Well, at least for me, Ms. Rodriguez is partly right and partly wrong. Certainly--if you've read most of my prior posts--you will understand I don't have an "ultraconservative" bone in my body. But, I do react to issues. Who doesn't? And, if that reaction appears to lean a little right (or, most often, to the left), then so what? I abhor political parties. I am a registered Indpendent who sees little difference between Democrats and Republicans these days.
Now, Ms. Rodriguez lumps, "...nativists, racists, brain-washed and Aryan Nation hate groups..." into that single politically correct, linguistically challenged group of folks who react to illegal immigration into the United States; who react to the hate-filled rhetoric of the Mexican reconquistadors who revere Che Guevara in the context of recapturing the United States of America because it was theres' in the first place (Native Americans aside?); who apparently don't believe that the United States of America is a nation of laws, not men, and that illegal immigration is, surprise, a criminal offense.
The other day a thirteen year old child in a Longmont, Colorado school system wore bluejeans, a white shirt and a red sweater to school. She was told by the school principal that her clothing was inappropriate (red, white and blue) and confrontational. She was told that if she ever wore that combination again, she would be suspended.
The polemical lexicon of this particular issue, "illegal immigration" from our southern border has incensed this nation and, sadly, contributes to the extreme polarization of this nation that was extant before the "illegal immigration" issue took center stage. Gosh, wonder if this issue will eclipse gay marriage?

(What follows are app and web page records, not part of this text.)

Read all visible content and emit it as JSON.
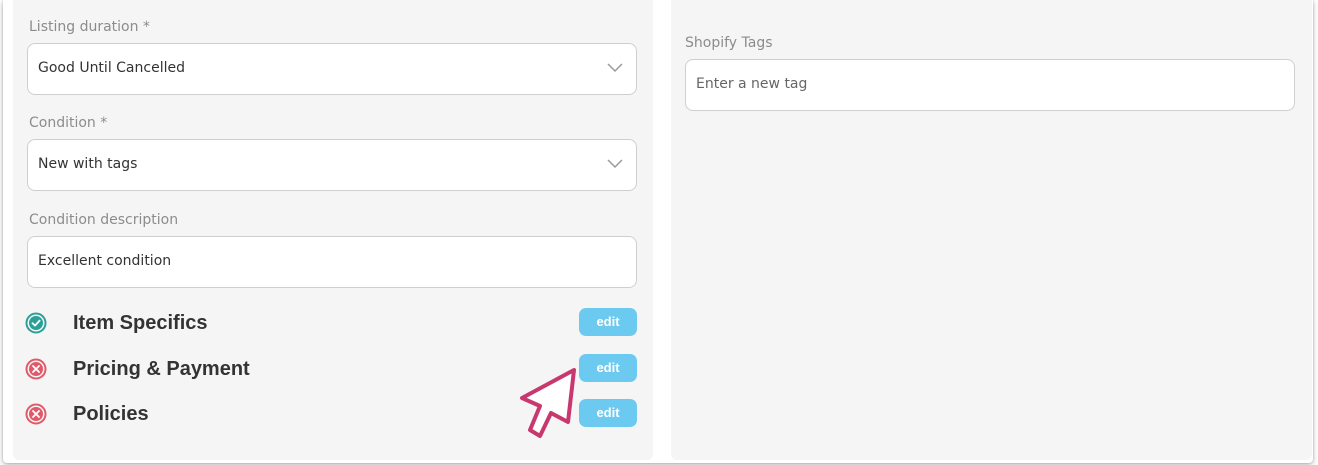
{
  "listing_duration": {
    "label": "Listing duration *",
    "value": "Good Until Cancelled"
  },
  "condition": {
    "label": "Condition *",
    "value": "New with tags"
  },
  "condition_description": {
    "label": "Condition description",
    "value": "Excellent condition"
  },
  "sections": [
    {
      "label": "Item Specifics",
      "status": "complete",
      "status_icon": "check-circle-icon",
      "status_color": "#2aa198",
      "button_label": "edit"
    },
    {
      "label": "Pricing & Payment",
      "status": "error",
      "status_icon": "x-circle-icon",
      "status_color": "#e05a6a",
      "button_label": "edit"
    },
    {
      "label": "Policies",
      "status": "error",
      "status_icon": "x-circle-icon",
      "status_color": "#e05a6a",
      "button_label": "edit"
    }
  ],
  "shopify_tags": {
    "label": "Shopify Tags",
    "placeholder": "Enter a new tag"
  },
  "colors": {
    "accent_button": "#6ccaf0",
    "cursor": "#c8386e"
  }
}
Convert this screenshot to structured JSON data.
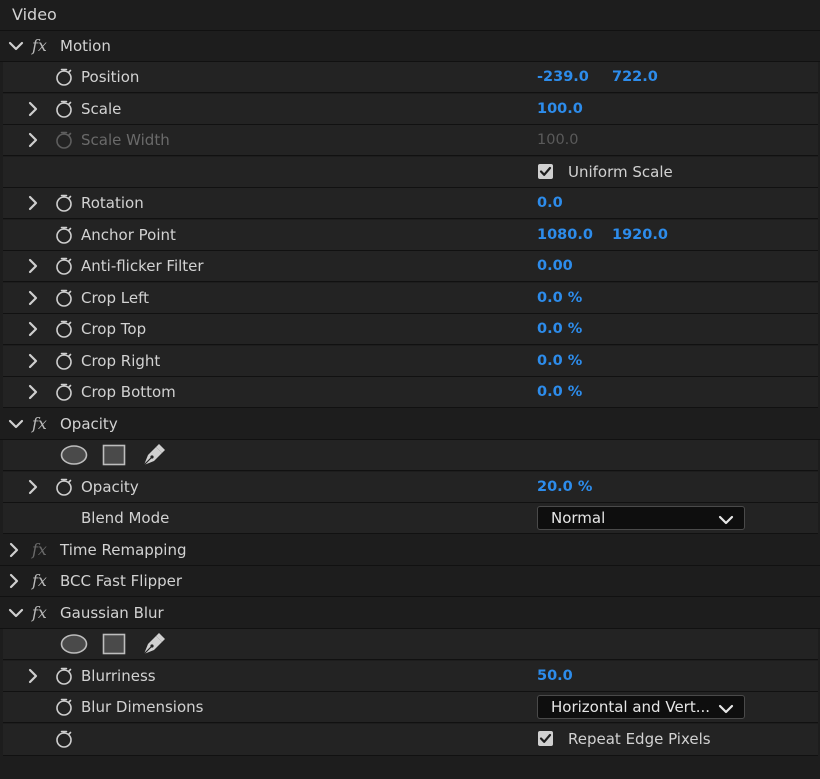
{
  "panel": {
    "title": "Video"
  },
  "motion": {
    "name": "Motion",
    "position": {
      "label": "Position",
      "x": "-239.0",
      "y": "722.0"
    },
    "scale": {
      "label": "Scale",
      "value": "100.0"
    },
    "scale_width": {
      "label": "Scale Width",
      "value": "100.0"
    },
    "uniform_scale": {
      "label": "Uniform Scale",
      "checked": true
    },
    "rotation": {
      "label": "Rotation",
      "value": "0.0"
    },
    "anchor_point": {
      "label": "Anchor Point",
      "x": "1080.0",
      "y": "1920.0"
    },
    "anti_flicker": {
      "label": "Anti-flicker Filter",
      "value": "0.00"
    },
    "crop_left": {
      "label": "Crop Left",
      "value": "0.0 %"
    },
    "crop_top": {
      "label": "Crop Top",
      "value": "0.0 %"
    },
    "crop_right": {
      "label": "Crop Right",
      "value": "0.0 %"
    },
    "crop_bottom": {
      "label": "Crop Bottom",
      "value": "0.0 %"
    }
  },
  "opacity": {
    "name": "Opacity",
    "opacity": {
      "label": "Opacity",
      "value": "20.0 %"
    },
    "blend_mode": {
      "label": "Blend Mode",
      "value": "Normal"
    }
  },
  "time_remapping": {
    "name": "Time Remapping"
  },
  "bcc_fast_flipper": {
    "name": "BCC Fast Flipper"
  },
  "gaussian_blur": {
    "name": "Gaussian Blur",
    "blurriness": {
      "label": "Blurriness",
      "value": "50.0"
    },
    "blur_dimensions": {
      "label": "Blur Dimensions",
      "value": "Horizontal and Vert..."
    },
    "repeat_edge": {
      "label": "Repeat Edge Pixels",
      "checked": true
    }
  },
  "fx_label": "fx",
  "colors": {
    "value_blue": "#2d8ceb",
    "background": "#1d1d1d",
    "row_background": "#232323"
  }
}
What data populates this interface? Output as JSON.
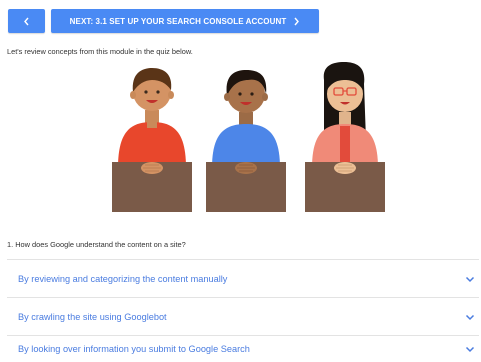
{
  "nav": {
    "prev_icon": "chevron-left-icon",
    "next_label": "NEXT: 3.1 SET UP YOUR SEARCH CONSOLE ACCOUNT",
    "next_icon": "chevron-right-icon",
    "button_color": "#4a8af4"
  },
  "intro": {
    "text": "Let's review concepts from this module in the quiz below."
  },
  "illustration": {
    "description_icon": "three-people-at-desks-illustration"
  },
  "quiz": {
    "question": "1. How does Google understand the content on a site?",
    "answers": [
      {
        "label": "By reviewing and categorizing the content manually",
        "icon": "chevron-down-icon"
      },
      {
        "label": "By crawling the site using Googlebot",
        "icon": "chevron-down-icon"
      },
      {
        "label": "By looking over information you submit to Google Search",
        "icon": "chevron-down-icon"
      }
    ],
    "answer_color": "#4a7ce0"
  }
}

Nah, that hot button will be resurrected by Senate Majority Leader Frist in June.
Yes, we are a "nation of immigrants." Most of our ancestors who emigrated to the United States of America came here legally. And, most of our ancestors began their lives in this country on the very bottom rung of the social ladder where the jobs were tough and the pay was low. But, even so, most of our ancestors (and the majority of Hispanic citizens in the United States today) yearned to assimilate, to learn the English language, to recite the Pledge of Allegiance, to pay taxes and to give back something of what the "American dream" had given to them. And, no, that assimilation did not demand that one's culture be abandoned; that is the strength of America; so many cultures adhering to an allegiance to the country that gave them that promise, that opportunity to succeed.
Building a wall along the southern border is ludicrous. Criminalizing as felons those who assist, or harbor or associate or hire "illegal immigrants" is absurd.
Ms. Rodriguez ends her column with:
"Without these [illegal immigrant] workers, crops would rot, trash would pile up in offices, hotel dust bunnies would become dust mongrels, and restaurants would have to be refashioned as places where 'u-cook, u-serve.'
Sorry, not buying that one, Ms. Rodriguez. I've got a little more faith in my country than that.
"When one considers American history as a while, it is hard to think of any very long period in which it could be said that the country has been consistently well governed. And yet its political system is, on the whole, a resilient and well-seasoned one, and on the strength of its history one must assume that it can summon enough talent and good will to cope with its afflictions. To cope with them--but not, I think, to master them in any thoroughly decisive or admirable fashion. The nation seems to slouch onward into its uncertain future like some huge inarticulate beast, too much attainted by wounds and ailments to be robust, but too strong and resourceful to succumb."
Richard Hofstadter - "History of Violence"